▸ What is required
Once the records below have been read, copy them all out exactly.

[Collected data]

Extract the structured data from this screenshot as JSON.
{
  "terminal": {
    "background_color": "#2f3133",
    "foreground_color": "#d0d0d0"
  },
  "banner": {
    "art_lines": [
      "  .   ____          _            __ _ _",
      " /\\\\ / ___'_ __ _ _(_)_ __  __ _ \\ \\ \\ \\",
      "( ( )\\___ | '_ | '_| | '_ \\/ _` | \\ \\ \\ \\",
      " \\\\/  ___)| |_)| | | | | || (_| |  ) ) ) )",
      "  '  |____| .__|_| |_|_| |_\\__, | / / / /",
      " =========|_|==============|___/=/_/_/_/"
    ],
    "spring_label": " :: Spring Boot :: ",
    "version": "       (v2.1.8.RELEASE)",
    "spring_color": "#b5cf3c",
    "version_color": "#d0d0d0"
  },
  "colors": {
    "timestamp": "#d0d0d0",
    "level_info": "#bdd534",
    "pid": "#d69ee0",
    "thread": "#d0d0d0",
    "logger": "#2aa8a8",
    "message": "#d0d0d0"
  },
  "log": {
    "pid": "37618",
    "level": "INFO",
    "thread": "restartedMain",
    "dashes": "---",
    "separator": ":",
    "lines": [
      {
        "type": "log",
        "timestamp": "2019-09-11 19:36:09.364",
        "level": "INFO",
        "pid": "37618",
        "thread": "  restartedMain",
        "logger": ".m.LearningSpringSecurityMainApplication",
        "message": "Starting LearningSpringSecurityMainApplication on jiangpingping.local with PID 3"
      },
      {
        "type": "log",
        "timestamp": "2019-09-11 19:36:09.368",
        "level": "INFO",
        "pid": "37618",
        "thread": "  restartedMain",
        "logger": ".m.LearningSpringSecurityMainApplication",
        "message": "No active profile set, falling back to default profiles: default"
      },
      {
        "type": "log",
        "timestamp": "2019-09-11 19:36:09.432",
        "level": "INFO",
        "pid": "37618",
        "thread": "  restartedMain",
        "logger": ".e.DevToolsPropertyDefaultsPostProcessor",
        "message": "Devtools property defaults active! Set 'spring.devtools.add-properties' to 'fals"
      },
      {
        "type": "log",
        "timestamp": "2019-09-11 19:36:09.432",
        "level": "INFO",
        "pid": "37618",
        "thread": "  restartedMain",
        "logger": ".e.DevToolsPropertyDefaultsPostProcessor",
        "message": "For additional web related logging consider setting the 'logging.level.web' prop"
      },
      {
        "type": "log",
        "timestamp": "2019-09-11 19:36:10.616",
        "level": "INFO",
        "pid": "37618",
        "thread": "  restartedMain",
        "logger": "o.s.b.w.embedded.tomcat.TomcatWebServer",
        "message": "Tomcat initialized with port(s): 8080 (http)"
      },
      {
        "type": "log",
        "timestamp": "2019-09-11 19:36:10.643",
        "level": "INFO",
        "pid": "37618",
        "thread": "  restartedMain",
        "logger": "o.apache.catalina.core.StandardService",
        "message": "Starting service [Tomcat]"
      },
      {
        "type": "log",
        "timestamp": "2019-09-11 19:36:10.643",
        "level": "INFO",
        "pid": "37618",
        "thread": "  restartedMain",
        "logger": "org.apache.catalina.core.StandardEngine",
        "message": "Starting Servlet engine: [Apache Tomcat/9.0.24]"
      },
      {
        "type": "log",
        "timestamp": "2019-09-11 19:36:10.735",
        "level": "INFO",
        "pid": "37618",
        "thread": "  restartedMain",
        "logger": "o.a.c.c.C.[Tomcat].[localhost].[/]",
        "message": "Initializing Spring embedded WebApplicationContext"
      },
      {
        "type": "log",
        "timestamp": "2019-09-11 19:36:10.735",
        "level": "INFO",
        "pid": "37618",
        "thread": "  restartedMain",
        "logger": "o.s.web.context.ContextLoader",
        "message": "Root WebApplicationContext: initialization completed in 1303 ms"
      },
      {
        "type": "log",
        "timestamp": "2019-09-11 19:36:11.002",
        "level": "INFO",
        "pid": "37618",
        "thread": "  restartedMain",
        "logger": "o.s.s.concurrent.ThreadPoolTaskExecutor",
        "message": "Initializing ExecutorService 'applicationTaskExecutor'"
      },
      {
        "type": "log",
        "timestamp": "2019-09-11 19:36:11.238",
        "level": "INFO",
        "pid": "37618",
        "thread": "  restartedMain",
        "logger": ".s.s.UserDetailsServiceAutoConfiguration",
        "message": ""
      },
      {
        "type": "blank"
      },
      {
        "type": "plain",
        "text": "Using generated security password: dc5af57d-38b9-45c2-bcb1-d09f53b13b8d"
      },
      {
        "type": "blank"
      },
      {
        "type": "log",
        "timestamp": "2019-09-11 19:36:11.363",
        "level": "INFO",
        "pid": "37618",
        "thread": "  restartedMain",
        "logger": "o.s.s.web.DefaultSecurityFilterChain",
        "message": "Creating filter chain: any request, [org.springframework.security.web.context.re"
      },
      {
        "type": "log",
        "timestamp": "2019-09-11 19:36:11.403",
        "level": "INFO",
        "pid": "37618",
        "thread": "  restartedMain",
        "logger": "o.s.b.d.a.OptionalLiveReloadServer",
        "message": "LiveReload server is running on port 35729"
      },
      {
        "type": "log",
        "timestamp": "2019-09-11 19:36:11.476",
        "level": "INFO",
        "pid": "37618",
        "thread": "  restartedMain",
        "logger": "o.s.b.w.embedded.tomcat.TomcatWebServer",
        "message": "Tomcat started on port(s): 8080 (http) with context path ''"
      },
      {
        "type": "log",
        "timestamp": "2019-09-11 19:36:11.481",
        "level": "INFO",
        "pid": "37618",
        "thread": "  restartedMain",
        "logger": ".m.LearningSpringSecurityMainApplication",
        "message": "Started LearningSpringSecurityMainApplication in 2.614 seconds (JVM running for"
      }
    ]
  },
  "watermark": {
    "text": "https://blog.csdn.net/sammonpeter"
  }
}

▸ Written answer
Extract the structured data from this screenshot as JSON.
{
  "terminal": {
    "background_color": "#2f3133",
    "foreground_color": "#d0d0d0"
  },
  "banner": {
    "art_lines": [
      "  .   ____          _            __ _ _",
      " /\\\\ / ___'_ __ _ _(_)_ __  __ _ \\ \\ \\ \\",
      "( ( )\\___ | '_ | '_| | '_ \\/ _` | \\ \\ \\ \\",
      " \\\\/  ___)| |_)| | | | | || (_| |  ) ) ) )",
      "  '  |____| .__|_| |_|_| |_\\__, | / / / /",
      " =========|_|==============|___/=/_/_/_/"
    ],
    "spring_label": " :: Spring Boot :: ",
    "version": "       (v2.1.8.RELEASE)",
    "spring_color": "#b5cf3c",
    "version_color": "#d0d0d0"
  },
  "colors": {
    "timestamp": "#d0d0d0",
    "level_info": "#bdd534",
    "pid": "#d69ee0",
    "thread": "#d0d0d0",
    "logger": "#2aa8a8",
    "message": "#d0d0d0"
  },
  "log": {
    "pid": "37618",
    "level": "INFO",
    "thread": "restartedMain",
    "dashes": "---",
    "separator": ":",
    "lines": [
      {
        "type": "log",
        "timestamp": "2019-09-11 19:36:09.364",
        "level": "INFO",
        "pid": "37618",
        "thread": "  restartedMain",
        "logger": ".m.LearningSpringSecurityMainApplication",
        "message": "Starting LearningSpringSecurityMainApplication on jiangpingping.local with PID 3"
      },
      {
        "type": "log",
        "timestamp": "2019-09-11 19:36:09.368",
        "level": "INFO",
        "pid": "37618",
        "thread": "  restartedMain",
        "logger": ".m.LearningSpringSecurityMainApplication",
        "message": "No active profile set, falling back to default profiles: default"
      },
      {
        "type": "log",
        "timestamp": "2019-09-11 19:36:09.432",
        "level": "INFO",
        "pid": "37618",
        "thread": "  restartedMain",
        "logger": ".e.DevToolsPropertyDefaultsPostProcessor",
        "message": "Devtools property defaults active! Set 'spring.devtools.add-properties' to 'fals"
      },
      {
        "type": "log",
        "timestamp": "2019-09-11 19:36:09.432",
        "level": "INFO",
        "pid": "37618",
        "thread": "  restartedMain",
        "logger": ".e.DevToolsPropertyDefaultsPostProcessor",
        "message": "For additional web related logging consider setting the 'logging.level.web' prop"
      },
      {
        "type": "log",
        "timestamp": "2019-09-11 19:36:10.616",
        "level": "INFO",
        "pid": "37618",
        "thread": "  restartedMain",
        "logger": "o.s.b.w.embedded.tomcat.TomcatWebServer",
        "message": "Tomcat initialized with port(s): 8080 (http)"
      },
      {
        "type": "log",
        "timestamp": "2019-09-11 19:36:10.643",
        "level": "INFO",
        "pid": "37618",
        "thread": "  restartedMain",
        "logger": "o.apache.catalina.core.StandardService",
        "message": "Starting service [Tomcat]"
      },
      {
        "type": "log",
        "timestamp": "2019-09-11 19:36:10.643",
        "level": "INFO",
        "pid": "37618",
        "thread": "  restartedMain",
        "logger": "org.apache.catalina.core.StandardEngine",
        "message": "Starting Servlet engine: [Apache Tomcat/9.0.24]"
      },
      {
        "type": "log",
        "timestamp": "2019-09-11 19:36:10.735",
        "level": "INFO",
        "pid": "37618",
        "thread": "  restartedMain",
        "logger": "o.a.c.c.C.[Tomcat].[localhost].[/]",
        "message": "Initializing Spring embedded WebApplicationContext"
      },
      {
        "type": "log",
        "timestamp": "2019-09-11 19:36:10.735",
        "level": "INFO",
        "pid": "37618",
        "thread": "  restartedMain",
        "logger": "o.s.web.context.ContextLoader",
        "message": "Root WebApplicationContext: initialization completed in 1303 ms"
      },
      {
        "type": "log",
        "timestamp": "2019-09-11 19:36:11.002",
        "level": "INFO",
        "pid": "37618",
        "thread": "  restartedMain",
        "logger": "o.s.s.concurrent.ThreadPoolTaskExecutor",
        "message": "Initializing ExecutorService 'applicationTaskExecutor'"
      },
      {
        "type": "log",
        "timestamp": "2019-09-11 19:36:11.238",
        "level": "INFO",
        "pid": "37618",
        "thread": "  restartedMain",
        "logger": ".s.s.UserDetailsServiceAutoConfiguration",
        "message": ""
      },
      {
        "type": "blank"
      },
      {
        "type": "plain",
        "text": "Using generated security password: dc5af57d-38b9-45c2-bcb1-d09f53b13b8d"
      },
      {
        "type": "blank"
      },
      {
        "type": "log",
        "timestamp": "2019-09-11 19:36:11.363",
        "level": "INFO",
        "pid": "37618",
        "thread": "  restartedMain",
        "logger": "o.s.s.web.DefaultSecurityFilterChain",
        "message": "Creating filter chain: any request, [org.springframework.security.web.context.re"
      },
      {
        "type": "log",
        "timestamp": "2019-09-11 19:36:11.403",
        "level": "INFO",
        "pid": "37618",
        "thread": "  restartedMain",
        "logger": "o.s.b.d.a.OptionalLiveReloadServer",
        "message": "LiveReload server is running on port 35729"
      },
      {
        "type": "log",
        "timestamp": "2019-09-11 19:36:11.476",
        "level": "INFO",
        "pid": "37618",
        "thread": "  restartedMain",
        "logger": "o.s.b.w.embedded.tomcat.TomcatWebServer",
        "message": "Tomcat started on port(s): 8080 (http) with context path ''"
      },
      {
        "type": "log",
        "timestamp": "2019-09-11 19:36:11.481",
        "level": "INFO",
        "pid": "37618",
        "thread": "  restartedMain",
        "logger": ".m.LearningSpringSecurityMainApplication",
        "message": "Started LearningSpringSecurityMainApplication in 2.614 seconds (JVM running for"
      }
    ]
  },
  "watermark": {
    "text": "https://blog.csdn.net/sammonpeter"
  }
}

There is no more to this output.